In addition, the Symposium served as a platform to share best practices for the development, delivery, management, and measurement of integrated maternal, newborn, and child health (MNCH) and reproductive health programs and systems.
Throughout the Symposium, examples of integrated approaches supported the global health community's conviction that integration, when appropriate and implemented in a smart way, is a key tool for success in health systems management and seamless health service delivery. Integration encourages creativity and innovation to coordinate already existing systems and resources to save more lives.
However, several barriers remain, such as: disease-specific, vertical budgeting; disease-specific health worker training; strict reporting requirements; and, restrictions on family planning.
On Monday, MSH presented a panel discussion called "Build It Better and Stronger: Maternal and Child Health Programs for Maximum Impact" at an event open to the public. MSH invited an expert panel: Diana Silimperi, Vice President, MSH; Rudi Thetard, Chief of Party, BASICS Malawi; Issakha Diallo, Project Director, AWARE II Ghana; and Abdelhadi Eltahir, Senior Advisor for Maternal and Newborn Health, Pathfinder International to present.
The panel focused on the grim fact that more than one-and-a-half million women every year will die from complications during pregnancy and childbirth. At the same time, an estimated six million children die each year from preventable causes. Reaching the Millennium Development Goals will require more than scientific expertise. Leadership and effective management processes are also needed to bring existing and new interventions to scale throughout countries' service sites and communities. The panel highlighted successful integrated programs in Malawi, Burundi, and Zimbabwe, explaining processes and factors needed for success.

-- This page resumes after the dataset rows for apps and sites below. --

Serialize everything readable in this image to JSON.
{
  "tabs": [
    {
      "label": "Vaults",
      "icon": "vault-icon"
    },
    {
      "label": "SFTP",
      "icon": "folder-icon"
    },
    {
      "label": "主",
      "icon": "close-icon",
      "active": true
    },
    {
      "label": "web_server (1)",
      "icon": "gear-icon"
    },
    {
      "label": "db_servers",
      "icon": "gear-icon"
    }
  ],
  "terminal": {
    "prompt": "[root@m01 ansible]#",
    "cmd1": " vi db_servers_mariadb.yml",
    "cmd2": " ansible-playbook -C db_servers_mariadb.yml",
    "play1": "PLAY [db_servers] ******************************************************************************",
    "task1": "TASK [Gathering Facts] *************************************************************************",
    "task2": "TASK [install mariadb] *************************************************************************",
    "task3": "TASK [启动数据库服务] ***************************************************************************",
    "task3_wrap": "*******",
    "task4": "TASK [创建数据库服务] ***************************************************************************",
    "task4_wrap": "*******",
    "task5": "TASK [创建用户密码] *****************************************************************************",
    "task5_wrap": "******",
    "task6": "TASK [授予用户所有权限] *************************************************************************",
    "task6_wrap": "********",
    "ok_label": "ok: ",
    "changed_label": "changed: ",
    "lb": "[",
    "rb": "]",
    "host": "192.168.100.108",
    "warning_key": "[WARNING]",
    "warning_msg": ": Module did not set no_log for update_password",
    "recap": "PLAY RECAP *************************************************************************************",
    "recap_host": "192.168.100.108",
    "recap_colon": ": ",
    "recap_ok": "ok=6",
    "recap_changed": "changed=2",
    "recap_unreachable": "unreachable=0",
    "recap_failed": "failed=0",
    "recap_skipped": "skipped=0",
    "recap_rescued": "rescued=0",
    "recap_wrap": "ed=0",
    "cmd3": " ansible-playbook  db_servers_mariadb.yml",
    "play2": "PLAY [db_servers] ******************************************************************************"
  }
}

Dr. Silimperi, who moderated the event, opened the panel by presenting the major barrier to greater impact on MNCH, "It is not the lack of evidence-based MNCH interventions, but the lack of resources and the lack of a comprehensive health systems approach," she said.
Dr. Diallo cautioned that program designers must keep the client in mind, "Women are already overburdened, thus combining health services and education must be developed in the context of the health system and given the opportunity to develop creatively without constraints from the donor."
Dr. Eltahir followed with a highly successful example of two provinces in Burundi with strong relations with the government that coordinated MNCH, nutrition, water and sanitation, and immunization that utilized innovation and community mobilization. These efforts led to training of mothers, improved nutrition for children, increased child immunization rates, and increases in women delivering at facilities. The success was due not only to smart and innovate design, but also due to strong relations with the government, a key stakeholder mentioned in all panelists' presentations.
Dr. Thetard closed the panel by recognizing the complexity of integration. While there are many ways to integrate systems, there are even more ways to tweak systems for greater impact. He cited an example of integrating MNCH and HIV programming, which has been an important challenge, particularly for malnourished children whose HIV status often go undetected.
To provide a follow-up resource and to help move the conversation on integration forward, a report on the Symposium will be released with recommendations for the global health community on integration.